# WHAT THE EXERCISE ASKS
Reproduce each line from the records that holds "value".

☆ ☆ ☆ ☆ ☆

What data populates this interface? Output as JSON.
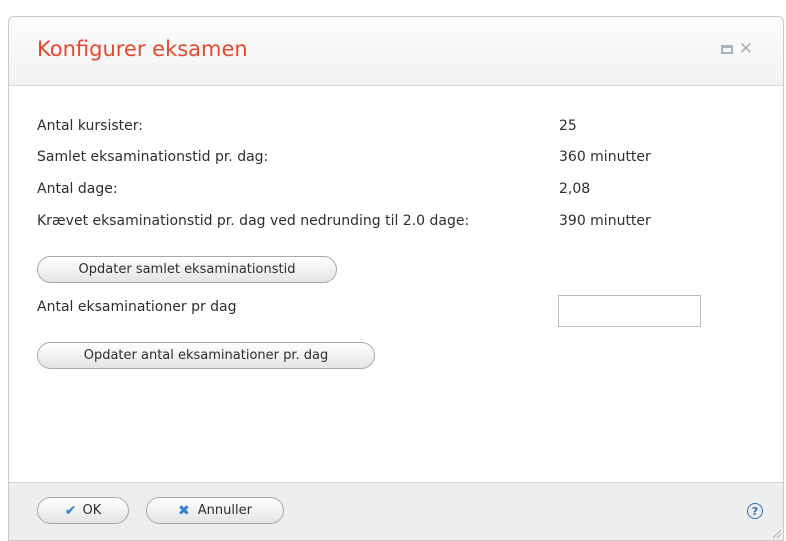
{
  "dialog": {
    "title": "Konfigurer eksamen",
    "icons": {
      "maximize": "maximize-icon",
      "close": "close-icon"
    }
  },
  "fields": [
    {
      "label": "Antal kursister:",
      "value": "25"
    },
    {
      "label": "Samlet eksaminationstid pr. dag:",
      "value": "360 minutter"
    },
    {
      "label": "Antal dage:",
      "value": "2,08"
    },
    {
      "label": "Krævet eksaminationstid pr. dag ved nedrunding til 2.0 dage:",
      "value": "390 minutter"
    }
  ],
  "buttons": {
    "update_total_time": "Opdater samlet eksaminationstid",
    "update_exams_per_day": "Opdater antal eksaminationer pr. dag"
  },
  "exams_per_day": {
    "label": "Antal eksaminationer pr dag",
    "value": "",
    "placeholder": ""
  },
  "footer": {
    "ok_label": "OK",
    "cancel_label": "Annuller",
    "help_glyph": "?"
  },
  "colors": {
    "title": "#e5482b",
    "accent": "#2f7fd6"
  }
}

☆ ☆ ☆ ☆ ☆

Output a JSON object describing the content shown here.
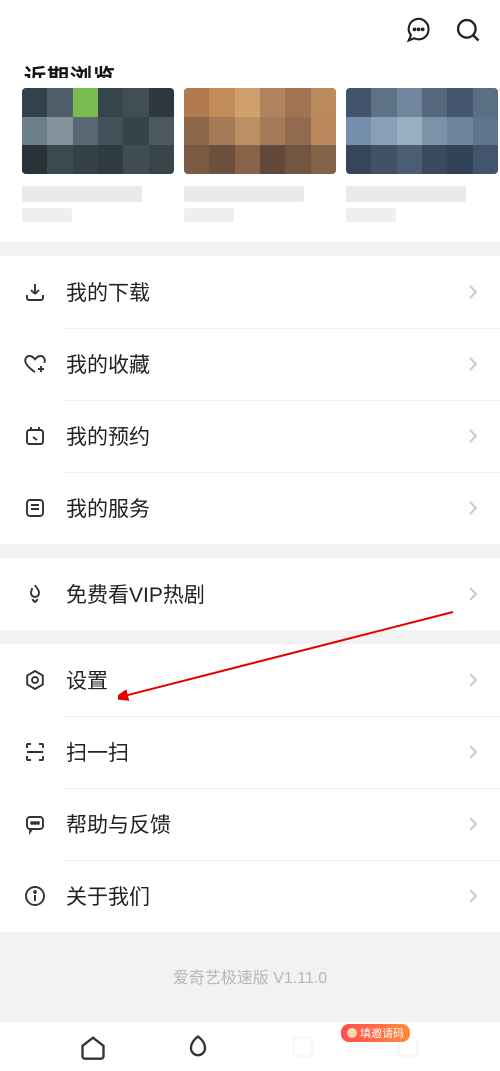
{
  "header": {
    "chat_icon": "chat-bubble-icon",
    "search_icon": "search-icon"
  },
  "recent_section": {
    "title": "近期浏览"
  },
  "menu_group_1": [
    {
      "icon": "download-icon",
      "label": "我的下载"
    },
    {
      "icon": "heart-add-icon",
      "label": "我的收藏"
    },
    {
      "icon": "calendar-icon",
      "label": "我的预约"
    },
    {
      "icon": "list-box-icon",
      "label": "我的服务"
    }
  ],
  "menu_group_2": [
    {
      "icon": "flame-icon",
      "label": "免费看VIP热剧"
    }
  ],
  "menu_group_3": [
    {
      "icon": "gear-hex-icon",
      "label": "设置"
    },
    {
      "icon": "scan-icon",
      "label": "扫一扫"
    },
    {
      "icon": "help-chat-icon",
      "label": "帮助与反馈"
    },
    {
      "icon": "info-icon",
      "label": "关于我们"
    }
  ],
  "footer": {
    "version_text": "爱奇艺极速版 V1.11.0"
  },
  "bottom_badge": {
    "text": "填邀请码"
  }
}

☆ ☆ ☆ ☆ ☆

# SOLUTION TO THIS EXERCISE
      "value": "25"
      "value": "360 minutter"
      "value": "2,08"
      "value": "390 minutter"
    "value": "",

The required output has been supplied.